» Exercise description: Your task is to write out the entire listing exactly, omitting its pictures.

» Task input:
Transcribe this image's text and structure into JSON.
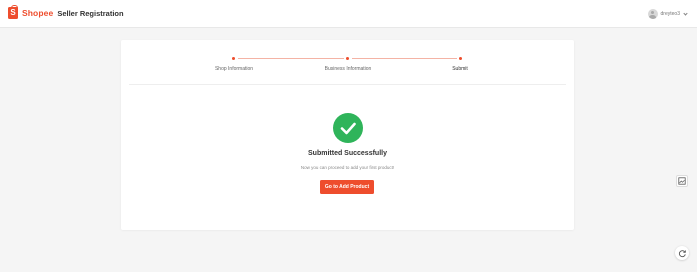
{
  "header": {
    "brand_glyph": "S",
    "brand_name": "Shopee",
    "title": "Seller Registration",
    "username": "dreyteo3"
  },
  "steps": [
    {
      "label": "Shop Information",
      "status": "completed"
    },
    {
      "label": "Business Information",
      "status": "completed"
    },
    {
      "label": "Submit",
      "status": "current"
    }
  ],
  "result": {
    "title": "Submitted Successfully",
    "description": "Now you can proceed to add your first product!",
    "button_label": "Go to Add Product"
  },
  "colors": {
    "brand": "#ee4d2d",
    "success": "#2fb45a",
    "step_line": "#f4b3a5"
  },
  "icons": {
    "side_panel": "image-frame-icon",
    "floating": "refresh-icon"
  }
}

» Finished exercise:
Transcribe this image's text and structure into JSON.
{
  "header": {
    "brand_glyph": "S",
    "brand_name": "Shopee",
    "title": "Seller Registration",
    "username": "dreyteo3"
  },
  "steps": [
    {
      "label": "Shop Information",
      "status": "completed"
    },
    {
      "label": "Business Information",
      "status": "completed"
    },
    {
      "label": "Submit",
      "status": "current"
    }
  ],
  "result": {
    "title": "Submitted Successfully",
    "description": "Now you can proceed to add your first product!",
    "button_label": "Go to Add Product"
  },
  "colors": {
    "brand": "#ee4d2d",
    "success": "#2fb45a",
    "step_line": "#f4b3a5"
  },
  "icons": {
    "side_panel": "image-frame-icon",
    "floating": "refresh-icon"
  }
}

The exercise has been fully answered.